Task directions: Only the lines with the string "Choi" are needed; return each of them from the entries below.

Dataset excerpts:

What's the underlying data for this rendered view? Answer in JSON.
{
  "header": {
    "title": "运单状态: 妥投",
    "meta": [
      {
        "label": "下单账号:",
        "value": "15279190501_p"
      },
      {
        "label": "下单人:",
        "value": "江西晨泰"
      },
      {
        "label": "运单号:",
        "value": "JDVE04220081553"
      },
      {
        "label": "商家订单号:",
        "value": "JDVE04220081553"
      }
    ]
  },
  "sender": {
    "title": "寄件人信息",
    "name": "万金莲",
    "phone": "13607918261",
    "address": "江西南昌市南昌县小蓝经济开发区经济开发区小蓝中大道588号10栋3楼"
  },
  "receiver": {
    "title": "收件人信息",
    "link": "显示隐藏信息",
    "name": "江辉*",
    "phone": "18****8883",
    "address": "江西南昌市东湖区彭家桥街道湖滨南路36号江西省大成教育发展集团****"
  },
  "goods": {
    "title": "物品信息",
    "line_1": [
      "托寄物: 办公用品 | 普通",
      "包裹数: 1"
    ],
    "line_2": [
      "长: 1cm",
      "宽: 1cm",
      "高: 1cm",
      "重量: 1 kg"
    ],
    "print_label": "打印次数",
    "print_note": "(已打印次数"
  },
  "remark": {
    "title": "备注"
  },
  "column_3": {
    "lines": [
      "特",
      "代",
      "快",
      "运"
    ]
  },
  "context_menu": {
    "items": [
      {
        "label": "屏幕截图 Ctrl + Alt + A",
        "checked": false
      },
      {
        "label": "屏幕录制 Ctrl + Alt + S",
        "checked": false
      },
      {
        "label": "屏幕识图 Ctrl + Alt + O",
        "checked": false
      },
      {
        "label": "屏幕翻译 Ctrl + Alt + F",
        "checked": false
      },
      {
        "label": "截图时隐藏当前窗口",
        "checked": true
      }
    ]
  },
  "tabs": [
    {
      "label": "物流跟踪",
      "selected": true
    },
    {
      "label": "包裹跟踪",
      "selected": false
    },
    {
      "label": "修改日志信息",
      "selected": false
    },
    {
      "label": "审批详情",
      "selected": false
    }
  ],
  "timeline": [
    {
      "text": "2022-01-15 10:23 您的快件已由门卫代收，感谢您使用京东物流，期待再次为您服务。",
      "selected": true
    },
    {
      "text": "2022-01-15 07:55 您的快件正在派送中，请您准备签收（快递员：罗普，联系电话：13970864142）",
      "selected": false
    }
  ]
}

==

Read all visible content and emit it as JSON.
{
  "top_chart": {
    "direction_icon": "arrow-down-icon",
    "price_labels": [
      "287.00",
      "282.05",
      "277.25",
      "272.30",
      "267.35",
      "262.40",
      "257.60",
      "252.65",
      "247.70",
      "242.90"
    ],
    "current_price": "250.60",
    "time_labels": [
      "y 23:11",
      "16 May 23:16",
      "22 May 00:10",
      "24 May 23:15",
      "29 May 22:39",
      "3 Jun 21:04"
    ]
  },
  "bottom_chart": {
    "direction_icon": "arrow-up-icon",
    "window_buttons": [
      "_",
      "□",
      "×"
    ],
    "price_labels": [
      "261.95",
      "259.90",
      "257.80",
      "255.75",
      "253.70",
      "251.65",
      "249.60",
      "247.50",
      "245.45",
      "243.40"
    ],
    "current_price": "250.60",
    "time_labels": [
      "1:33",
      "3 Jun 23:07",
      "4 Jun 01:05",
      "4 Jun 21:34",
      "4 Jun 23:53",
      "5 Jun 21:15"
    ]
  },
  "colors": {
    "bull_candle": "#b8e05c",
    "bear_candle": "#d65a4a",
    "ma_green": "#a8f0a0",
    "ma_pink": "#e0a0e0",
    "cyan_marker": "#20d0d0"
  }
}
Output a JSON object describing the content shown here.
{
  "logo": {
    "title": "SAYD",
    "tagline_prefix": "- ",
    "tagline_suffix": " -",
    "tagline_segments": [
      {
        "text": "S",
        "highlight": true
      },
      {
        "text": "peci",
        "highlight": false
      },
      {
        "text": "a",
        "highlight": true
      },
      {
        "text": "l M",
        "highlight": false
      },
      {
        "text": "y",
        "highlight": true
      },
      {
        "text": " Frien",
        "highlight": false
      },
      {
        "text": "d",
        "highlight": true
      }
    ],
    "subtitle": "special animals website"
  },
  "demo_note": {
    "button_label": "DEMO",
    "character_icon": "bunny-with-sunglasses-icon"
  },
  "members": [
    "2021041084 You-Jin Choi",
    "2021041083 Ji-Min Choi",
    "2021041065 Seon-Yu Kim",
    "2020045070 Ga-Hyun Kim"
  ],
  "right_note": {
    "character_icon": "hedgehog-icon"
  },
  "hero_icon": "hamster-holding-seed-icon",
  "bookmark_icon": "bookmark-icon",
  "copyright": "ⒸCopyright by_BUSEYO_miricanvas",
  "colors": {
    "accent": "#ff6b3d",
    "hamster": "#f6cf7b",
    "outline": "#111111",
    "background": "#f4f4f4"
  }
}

Output of the task:
    "2021041084 You-Jin Choi",
    "2021041083 Ji-Min Choi",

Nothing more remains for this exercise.